on this topic). The limitations to purchase land imposed upon foreigners also decreased the incentive among residents to purchase land because of the increased risks associated with ownership.

Graph 3:

 Total Value of Privatised Land in 2008-2015 (GEL Million)

image003 Source: Ministry of Finance of Georgia

FactCheck

could not obtain information in terms of the total amount of land purchased by foreigners because the National Statistics Office of Georgia and the National Agency of Public Register do not produce this type of statistics. However, apart from the impact upon currency inflows, the aforementioned limitations negatively affect the sector, in particular, and the entire economy, in general, given that the imposed limitations decrease the incentive to invest as well as the incentive to reinvest. Additionally, together with imposing stricter regulations upon residence permits and visas, the limitations to purchase land created an indirect message reflecting the attitude of the Georgian state towards citizens of foreign countries. This type of policy usually results not only in a worsening of the investment climate of a particular sector of the economy but of the entire country overall.

Conclusion

In the case of Georgia, tourism incomes comprise a significant factor which affects the national currency exchange rate. According to Georgia’s balance of payments, the growth of tourism incomes as compared to the total amount of incomes had an upward trend in the period of 2009-2014 and increased from 8.3% (2008) to 18.6%. In the first and second quarters of 2015, these numbers were 16% and 21%, respectively.

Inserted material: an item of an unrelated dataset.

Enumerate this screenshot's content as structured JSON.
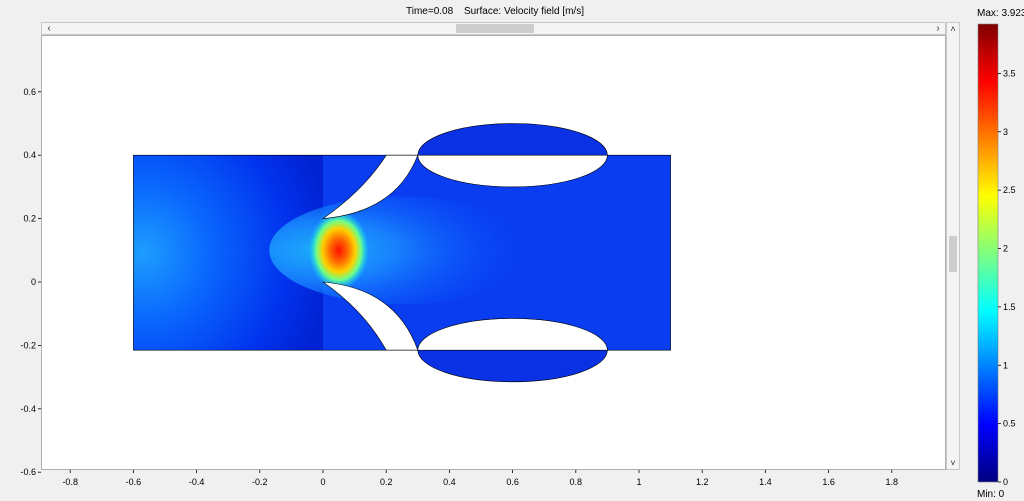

The government can affect the amount of money in circulation which means that the privatisation of state-owned assets, including land, will influence the country’s currency exchange rate. Moreover, if land is purchased by a foreigner with a foreign currency, the positive impact of land privatisation upon the GEL exchange rate is further augmented. According to the information of the Ministry of Finance, the amount of income received from land privatisation was growing up until 2013 but then started to decrease thereafter. The data about contracts between private entities, including the participation of foreigners in the contracts, are not known because none of the state organs are compiling these particular statistics. However, the policy promoted by the government in this regard has had a significantly negative impact. The imposition of limitations upon non-residents to buy land together with the imposition of stricter resident permit and visa regulations have made the country less attractive for investments.

FactCheck concludes that Zviad Dzidziguri’s statement is MOSTLY FALSE.